EPA alleges that East Valley Cattle filled an approximately 425-foot-long meander and erected a 114 foot earthen dam in the Raft River(a tributary to the Snake River) without a permit.

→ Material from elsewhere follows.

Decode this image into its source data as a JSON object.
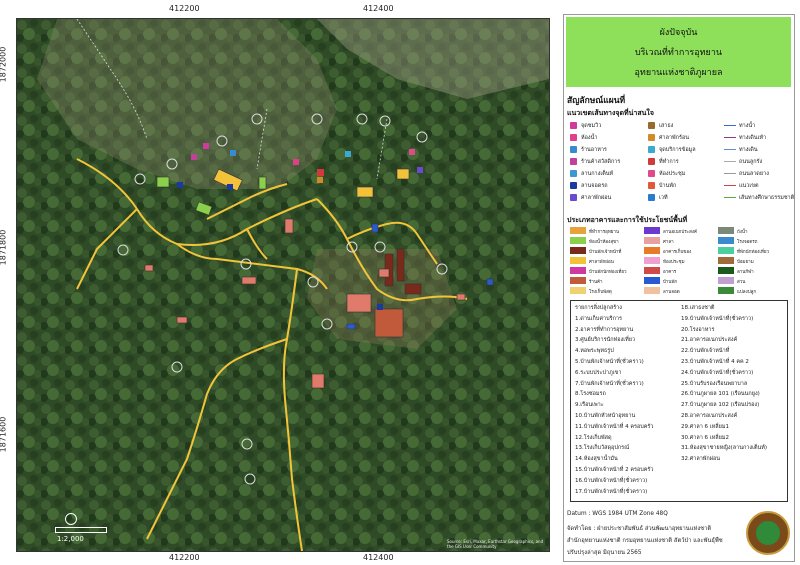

East Valley Cattle removed the earthen dam once they were alerted to the need for an Army Corps of Engineers Clean Water Act (Section 404) permit for such work.

According to Ed Kowalski, Director of EPA’s Enforcement and Compliance Division in Seattle, unpermitted projects can have undesirable consequences for both landowners and the environment.

“The Clean Water Act requires permits to protect people, fish and wildlife from harm,” said EPA’s Kowalski.  “Altering stream channels or building diversions using heavy equipment without a permit can harm our rivers, streams and wetlands and can result in serious impacts to fish and wildlife habitat as well as downstream landowners.”

Under the terms of the settlement, East Valley Cattle agreed to pay a $17,500 penalty and implement an EPA-approved technical restoration plan to repair the damage caused.  The river restoration work is expected to begin in November 2019.

River bottoms, especially in dry, arid climates like Southeast Idaho’s, are fragile ecosystems that deserve protection.  Many species, both aquatic and land-based, depend on intact river environments to survive and thrive.  Introducing heavy equipment in rivers or otherwise altering stream channels with dams, dikes and berms without necessary planning and permits not only puts important habitat at risk but can pose flooding dangers to downstream property owners when poor engineering fails.